* _ASSIGNED TASK_
Write only the number of lines in the entries that hold the string "this".

......

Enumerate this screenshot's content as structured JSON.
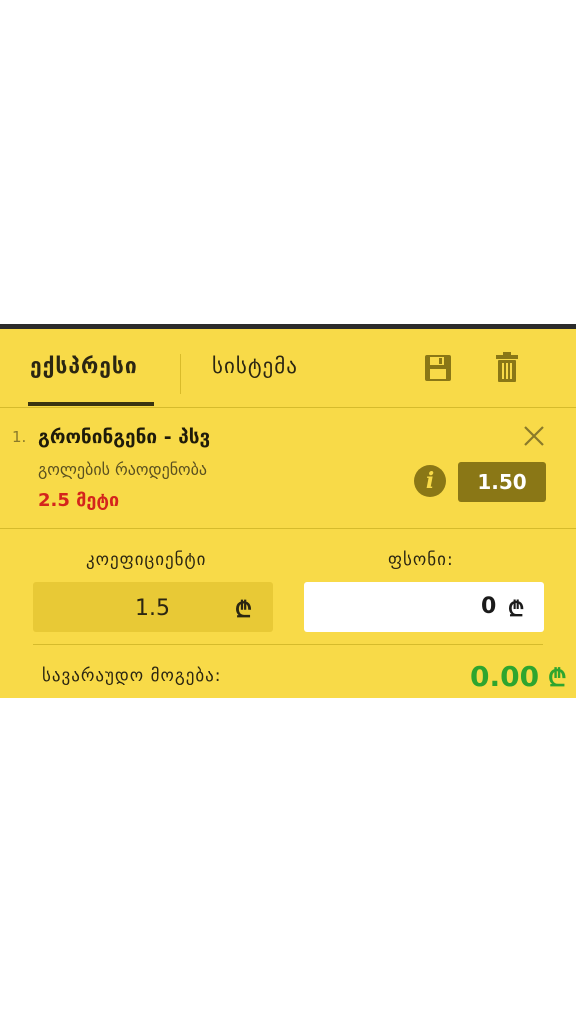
{
  "tabs": {
    "express": "ექსპრესი",
    "system": "სისტემა"
  },
  "bet": {
    "number": "1.",
    "title": "გრონინგენი - პსვ",
    "market": "გოლების რაოდენობა",
    "outcome": "2.5 მეტი",
    "odds": "1.50"
  },
  "labels": {
    "coefficient": "კოეფიციენტი",
    "stake": "ფსონი:",
    "potential_win": "სავარაუდო მოგება:"
  },
  "values": {
    "coefficient": "1.5",
    "stake": "0",
    "potential_win": "0.00",
    "currency": "₾"
  },
  "icons": {
    "save": "floppy-disk",
    "delete": "trash-can",
    "remove": "close",
    "info": "info"
  },
  "colors": {
    "panel": "#f8da48",
    "accent_dark": "#8a7716",
    "win": "#2ea52e",
    "outcome": "#d4241c"
  }
}
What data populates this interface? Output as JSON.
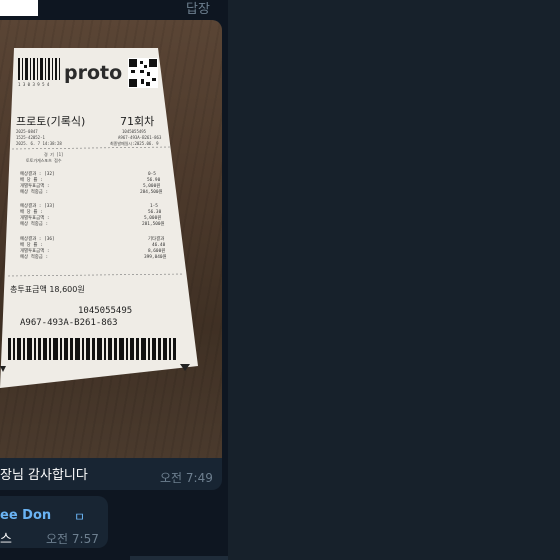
{
  "chat": {
    "reply_label": "답장",
    "caption": "장님 감사합니다",
    "caption_time": "오전 7:49",
    "sender_name": "ee Don",
    "sender_extra": "ㅁ",
    "message": "스",
    "message_time": "오전 7:57"
  },
  "receipt": {
    "barcode_number": "1 3 0 3 9 5 4",
    "brand": "proto",
    "product": "프로토(기록식)",
    "round": "71회차",
    "header_left": [
      "2025-0847",
      "1525-42052-1",
      "2025. 6. 7 14:38:28"
    ],
    "header_right": [
      "1045055495",
      "A967-493A-B261-863",
      "최종발매일시:2025.06. 9"
    ],
    "game_label": "경 기 [1]",
    "game_sub": "토토가게스포츠 점수",
    "blocks": [
      {
        "lines": [
          "예상결과 : [32]",
          "배 당 률 :",
          "개별투표금액 :",
          "예상 적중금 :"
        ],
        "values": [
          "0-5",
          "56.90",
          "5,000원",
          "284,500원"
        ]
      },
      {
        "lines": [
          "예상결과 : [33]",
          "배 당 률 :",
          "개별투표금액 :",
          "예상 적중금 :"
        ],
        "values": [
          "1-5",
          "56.30",
          "5,000원",
          "281,500원"
        ]
      },
      {
        "lines": [
          "예상결과 : [36]",
          "배 당 률 :",
          "개별투표금액 :",
          "예상 적중금 :"
        ],
        "values": [
          "기타결과",
          "46.40",
          "8,600원",
          "399,040원"
        ]
      }
    ],
    "total_label": "총투표금액 18,600원",
    "ticket_number": "1045055495",
    "ticket_code": "A967-493A-B261-863"
  }
}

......

* _WRITTEN SOLUTION_
2